Despite the law and its updates, the number of robocalls has proliferated to shocking levels – according to the YouMail robocall index, an estimated 3.4 billion robocalls were made in April of 2018, increasing to 5.2 billion in January 2019. The calls are not just annoying – they can have real costs, especially for vulnerable populations like the elderly and new immigrants. Lately, there has been a groundswell of support for strengthening robocall laws. States, federal regulators, and Congress have all started paying attention to the problem.
Florida passed a bill last March giving phone companies the authority to block certain robocalls. Around the same time, legislation sponsored by Rep. Grace Meng, D-N.Y., passed as part of the omnibus spending bill, criminalizing spoofing (falsifying caller ID information to appear like a legitimate organization) attempts from abroad. In October 2018, 35 state attorneys general issued a joint letter urging the federal government to take stronger action. Despite the somewhat laissez-faire attitude of current FCC leadership, the new Florida law was enabled by an agency rule adopted in November 2017.
Bills in Congress
Sen. Ed Markey, D-Mass., and Rep. Frank Pallone, D-N.J., introduced the Stopping Bad Robocalls Act in both houses last June. On February 4, Pallone, who is chairman of the House Energy and Commerce Committee, reintroduced the bill. The bill would allow consumers to opt out of robocalls at any point, expand the ban to more kinds of robocalls, including calls from unauthenticated numbers, and extend the statute of limitations from one to four years for illegal robocalls.
In the meantime, Markey, who was instrumental in passing the original TCPA, partnered with Sen. John Thune, R-S.D., to introduce the Telephone Robocall Abuse Criminal Enforcement and Deterrence (TRACED) Act in the Senate in November. The bill would increase criminal penalties to $10,000, extend the statute of limitations to three years, require phone companies to adopt call authentication systems and direct the FCC to initiate rulemaking to better protect users against scam phone calls. In December, Rep. Brian Babin, R-TX, introduced the House TRACED Act, where it has been referred to the Committee on Energy and Commerce.
Stopping Bad Robocalls and TRACED contain many of the same or similar provisions.
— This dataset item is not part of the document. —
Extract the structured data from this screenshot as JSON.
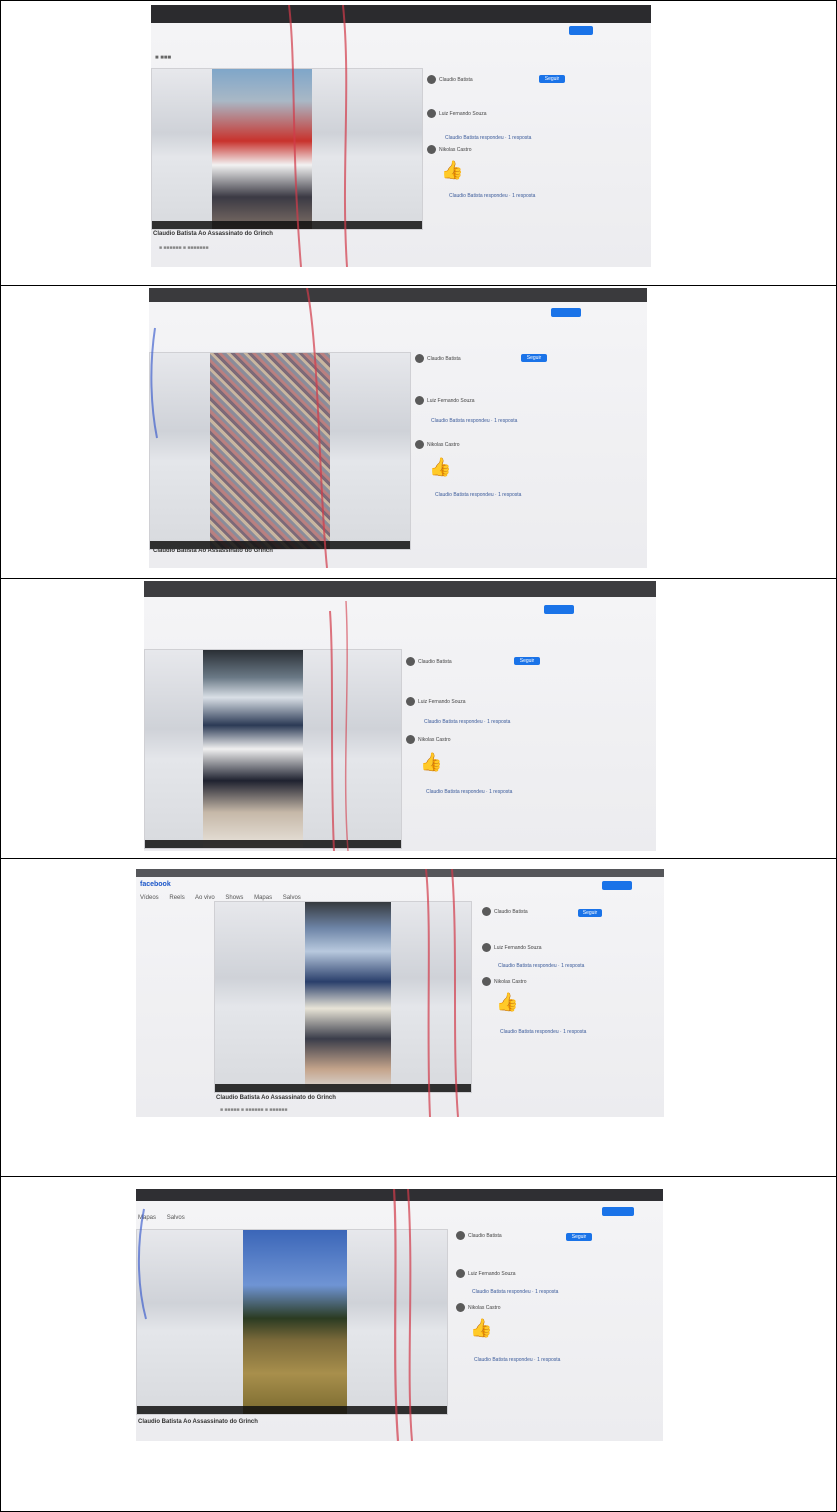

Which one will make it to a law is anybody’s guess, but with robocalls increasing 46% each year, stronger telephone consumer protection laws are overdue.
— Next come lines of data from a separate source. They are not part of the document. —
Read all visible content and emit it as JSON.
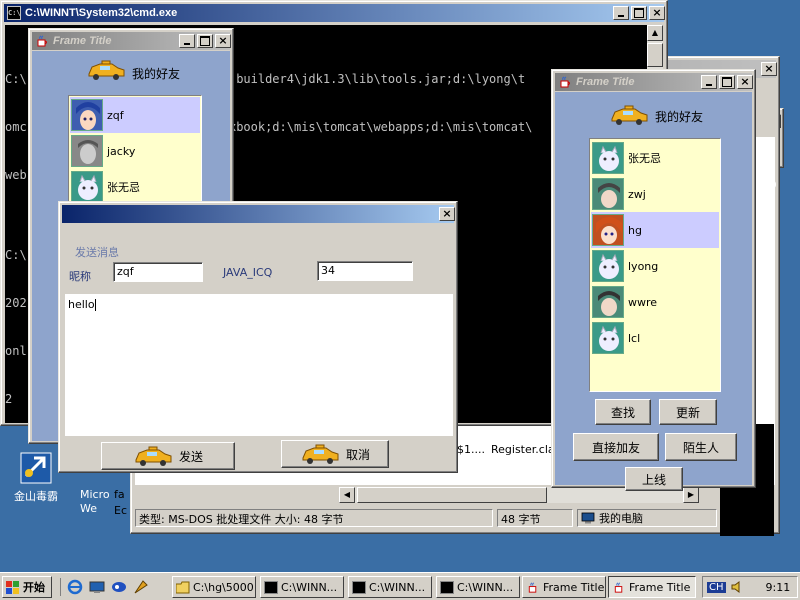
{
  "desktop": {
    "icons": [
      {
        "label": "金山毒霸"
      },
      {
        "label": "Micro We"
      }
    ]
  },
  "cmd": {
    "title": "C:\\WINNT\\System32\\cmd.exe",
    "lines": [
      "C:\\                 ng\\5000;c:\\jbuilder4\\jdk1.3\\lib\\tools.jar;d:\\lyong\\t",
      "omc                  :\\webapps\\xbook;d:\\mis\\tomcat\\webapps;d:\\mis\\tomcat\\",
      "web",
      "",
      "C:\\",
      "202",
      "onl",
      "2"
    ]
  },
  "explorer": {
    "status_type": "类型: MS-DOS 批处理文件 大小: 48 字节",
    "status_size": "48 字节",
    "status_location": "我的电脑",
    "file1": "$1....",
    "file2": "Register.clas",
    "left_fragment_1": "fa",
    "left_fragment_2": "Ec",
    "right_fragment_1": "lyo",
    "right_fragment_2": "om"
  },
  "frame_left": {
    "title": "Frame Title",
    "heading": "我的好友",
    "friends": [
      {
        "name": "zqf",
        "selected": true,
        "avatar_icon": "anime-girl-blue-icon"
      },
      {
        "name": "jacky",
        "selected": false,
        "avatar_icon": "gray-face-icon"
      },
      {
        "name": "张无忌",
        "selected": false,
        "avatar_icon": "cartoon-cat-icon"
      }
    ]
  },
  "frame_right": {
    "title": "Frame Title",
    "heading": "我的好友",
    "friends": [
      {
        "name": "张无忌",
        "selected": false,
        "avatar_icon": "cartoon-cat-icon"
      },
      {
        "name": "zwj",
        "selected": false,
        "avatar_icon": "anime-boy-icon"
      },
      {
        "name": "hg",
        "selected": true,
        "avatar_icon": "anime-redhead-icon"
      },
      {
        "name": "lyong",
        "selected": false,
        "avatar_icon": "cartoon-cat-icon"
      },
      {
        "name": "wwre",
        "selected": false,
        "avatar_icon": "anime-boy-icon"
      },
      {
        "name": "lcl",
        "selected": false,
        "avatar_icon": "cartoon-cat-icon"
      }
    ],
    "buttons": {
      "search": "查找",
      "refresh": "更新",
      "add_direct": "直接加友",
      "stranger": "陌生人",
      "online": "上线"
    }
  },
  "send_dialog": {
    "section_label": "发送消息",
    "nick_label": "昵称",
    "nick_value": "zqf",
    "id_label": "JAVA_ICQ",
    "id_value": "34",
    "message": "hello",
    "send_label": "发送",
    "cancel_label": "取消"
  },
  "taskbar": {
    "start": "开始",
    "tasks": [
      {
        "label": "C:\\hg\\5000",
        "icon": "folder-icon",
        "pressed": false
      },
      {
        "label": "C:\\WINN...",
        "icon": "console-icon",
        "pressed": false
      },
      {
        "label": "C:\\WINN...",
        "icon": "console-icon",
        "pressed": false
      },
      {
        "label": "C:\\WINN...",
        "icon": "console-icon",
        "pressed": false
      },
      {
        "label": "Frame Title",
        "icon": "java-cup-icon",
        "pressed": false
      },
      {
        "label": "Frame Title",
        "icon": "java-cup-icon",
        "pressed": true
      }
    ],
    "ime": "CH",
    "clock": "9:11"
  },
  "colors": {
    "desktop": "#3a6ea5",
    "panel_blue": "#8ea4cc",
    "list_bg": "#ffffcc",
    "selected": "#ccccff",
    "label_navy": "#2a3a7a"
  }
}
Under the TCPA, consumers may be eligible to collect between $500 and $1,500 per violation by taking offending businesses to court. Robert Ward did exactly that in the newly settled class action Ward v. Flagship Credit Acceptance LLC. Members of the class should have received a notice in the mail. However, if you were called by Flagship through any version of a TCN, LiveVox, or Aspect dialing system and/or with an artificial or prerecorded voice between May 5, 2013, and September 18, 2018, you can file a claim online until February 25, 2019.